=== WHAT TO WORK ON ===
A single figure is required: the number of lines below that contain "this".

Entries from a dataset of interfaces
◇ ◇ ◇

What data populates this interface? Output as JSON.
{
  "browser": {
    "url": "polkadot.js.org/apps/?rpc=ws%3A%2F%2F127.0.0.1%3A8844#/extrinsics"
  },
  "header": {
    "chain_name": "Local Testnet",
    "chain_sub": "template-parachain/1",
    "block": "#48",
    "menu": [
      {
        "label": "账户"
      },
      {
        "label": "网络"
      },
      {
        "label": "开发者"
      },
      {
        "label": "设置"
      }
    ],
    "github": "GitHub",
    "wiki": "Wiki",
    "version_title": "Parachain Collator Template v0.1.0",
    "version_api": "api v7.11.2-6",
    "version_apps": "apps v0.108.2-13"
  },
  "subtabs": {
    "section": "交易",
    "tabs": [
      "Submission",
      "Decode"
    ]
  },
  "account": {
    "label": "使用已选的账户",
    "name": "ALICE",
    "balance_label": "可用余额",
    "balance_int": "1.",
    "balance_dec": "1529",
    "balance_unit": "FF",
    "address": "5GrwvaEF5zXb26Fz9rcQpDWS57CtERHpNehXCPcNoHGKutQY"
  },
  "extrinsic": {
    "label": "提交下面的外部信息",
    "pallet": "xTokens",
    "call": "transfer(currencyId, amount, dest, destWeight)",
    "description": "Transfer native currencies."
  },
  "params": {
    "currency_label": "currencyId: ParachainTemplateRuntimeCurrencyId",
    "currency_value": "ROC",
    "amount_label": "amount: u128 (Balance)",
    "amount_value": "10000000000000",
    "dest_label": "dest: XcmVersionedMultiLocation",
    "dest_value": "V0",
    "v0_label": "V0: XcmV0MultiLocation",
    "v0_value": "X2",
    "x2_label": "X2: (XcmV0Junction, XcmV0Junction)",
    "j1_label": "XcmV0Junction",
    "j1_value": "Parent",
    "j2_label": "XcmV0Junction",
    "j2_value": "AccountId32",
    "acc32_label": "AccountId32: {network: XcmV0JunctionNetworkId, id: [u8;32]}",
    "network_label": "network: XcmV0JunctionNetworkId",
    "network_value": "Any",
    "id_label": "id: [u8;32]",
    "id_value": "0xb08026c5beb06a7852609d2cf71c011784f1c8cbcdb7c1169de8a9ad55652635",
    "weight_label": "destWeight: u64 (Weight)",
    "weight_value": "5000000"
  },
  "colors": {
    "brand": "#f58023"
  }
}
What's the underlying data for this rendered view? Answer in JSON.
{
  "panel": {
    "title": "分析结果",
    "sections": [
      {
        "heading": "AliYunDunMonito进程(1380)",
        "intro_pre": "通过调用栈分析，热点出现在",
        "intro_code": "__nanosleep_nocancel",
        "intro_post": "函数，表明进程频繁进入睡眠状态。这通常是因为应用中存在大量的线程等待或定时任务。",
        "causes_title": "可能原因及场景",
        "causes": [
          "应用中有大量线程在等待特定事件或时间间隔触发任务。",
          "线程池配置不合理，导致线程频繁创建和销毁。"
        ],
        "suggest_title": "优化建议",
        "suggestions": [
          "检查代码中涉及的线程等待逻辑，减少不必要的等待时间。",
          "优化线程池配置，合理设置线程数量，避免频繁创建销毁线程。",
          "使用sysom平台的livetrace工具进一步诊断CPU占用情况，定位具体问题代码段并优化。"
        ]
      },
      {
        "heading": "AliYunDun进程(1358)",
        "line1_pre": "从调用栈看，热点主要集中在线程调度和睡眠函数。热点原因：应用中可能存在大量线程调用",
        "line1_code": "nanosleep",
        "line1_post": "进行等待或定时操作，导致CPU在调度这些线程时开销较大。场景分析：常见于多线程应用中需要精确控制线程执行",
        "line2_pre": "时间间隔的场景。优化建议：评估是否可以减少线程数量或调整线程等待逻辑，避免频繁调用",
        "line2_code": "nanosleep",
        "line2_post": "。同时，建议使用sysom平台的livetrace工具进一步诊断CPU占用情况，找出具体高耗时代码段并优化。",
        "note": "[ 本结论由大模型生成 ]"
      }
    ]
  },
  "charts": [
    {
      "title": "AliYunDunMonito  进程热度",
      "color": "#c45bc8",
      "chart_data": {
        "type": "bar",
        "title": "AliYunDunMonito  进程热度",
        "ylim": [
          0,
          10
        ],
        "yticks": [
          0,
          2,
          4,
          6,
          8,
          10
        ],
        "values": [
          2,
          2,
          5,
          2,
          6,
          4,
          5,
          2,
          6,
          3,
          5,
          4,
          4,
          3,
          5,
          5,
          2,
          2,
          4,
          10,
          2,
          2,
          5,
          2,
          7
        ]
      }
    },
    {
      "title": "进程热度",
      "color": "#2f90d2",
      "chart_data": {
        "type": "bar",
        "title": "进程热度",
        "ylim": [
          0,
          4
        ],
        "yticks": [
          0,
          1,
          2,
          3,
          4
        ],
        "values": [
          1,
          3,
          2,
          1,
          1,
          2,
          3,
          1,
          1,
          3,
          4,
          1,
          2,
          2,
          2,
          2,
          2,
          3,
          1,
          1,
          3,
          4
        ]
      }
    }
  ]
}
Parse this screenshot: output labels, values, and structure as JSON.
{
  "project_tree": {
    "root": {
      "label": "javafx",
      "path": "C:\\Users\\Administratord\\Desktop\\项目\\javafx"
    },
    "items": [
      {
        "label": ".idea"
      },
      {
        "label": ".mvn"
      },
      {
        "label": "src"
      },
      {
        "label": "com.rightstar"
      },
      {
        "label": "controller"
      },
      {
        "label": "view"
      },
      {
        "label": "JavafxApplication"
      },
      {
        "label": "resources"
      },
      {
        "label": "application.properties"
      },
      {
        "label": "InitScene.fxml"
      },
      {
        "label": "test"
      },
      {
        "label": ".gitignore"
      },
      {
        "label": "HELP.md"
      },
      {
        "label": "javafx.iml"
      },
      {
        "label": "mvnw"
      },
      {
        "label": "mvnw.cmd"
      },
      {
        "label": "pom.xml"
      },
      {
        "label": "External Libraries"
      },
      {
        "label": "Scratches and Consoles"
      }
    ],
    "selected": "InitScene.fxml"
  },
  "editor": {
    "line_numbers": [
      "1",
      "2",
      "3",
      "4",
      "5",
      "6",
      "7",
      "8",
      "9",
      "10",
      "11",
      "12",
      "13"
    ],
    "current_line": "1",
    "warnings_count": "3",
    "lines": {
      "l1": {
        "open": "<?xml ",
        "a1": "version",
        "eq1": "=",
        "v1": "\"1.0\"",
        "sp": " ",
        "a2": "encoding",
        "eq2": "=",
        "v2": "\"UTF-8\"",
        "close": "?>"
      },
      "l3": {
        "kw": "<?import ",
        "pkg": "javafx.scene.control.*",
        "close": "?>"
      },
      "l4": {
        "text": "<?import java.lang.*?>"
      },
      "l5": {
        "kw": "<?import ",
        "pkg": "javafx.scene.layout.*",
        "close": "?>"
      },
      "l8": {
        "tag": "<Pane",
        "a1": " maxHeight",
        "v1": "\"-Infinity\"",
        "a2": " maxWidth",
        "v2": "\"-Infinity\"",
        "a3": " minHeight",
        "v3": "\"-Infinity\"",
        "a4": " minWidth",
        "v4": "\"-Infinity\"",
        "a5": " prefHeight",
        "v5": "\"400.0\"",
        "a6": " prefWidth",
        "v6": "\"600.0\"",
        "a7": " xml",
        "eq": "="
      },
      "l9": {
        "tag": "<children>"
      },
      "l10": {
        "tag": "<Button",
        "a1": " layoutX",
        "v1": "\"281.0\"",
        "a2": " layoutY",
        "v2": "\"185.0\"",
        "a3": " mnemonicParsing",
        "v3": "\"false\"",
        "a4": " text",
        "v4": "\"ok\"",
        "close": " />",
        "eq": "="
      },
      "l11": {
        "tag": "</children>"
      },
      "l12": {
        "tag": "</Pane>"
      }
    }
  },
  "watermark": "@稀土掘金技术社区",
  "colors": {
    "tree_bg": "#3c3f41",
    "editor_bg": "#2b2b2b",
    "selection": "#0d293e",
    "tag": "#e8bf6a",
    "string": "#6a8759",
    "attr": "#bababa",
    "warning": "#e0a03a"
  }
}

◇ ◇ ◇

=== RESULT ===
3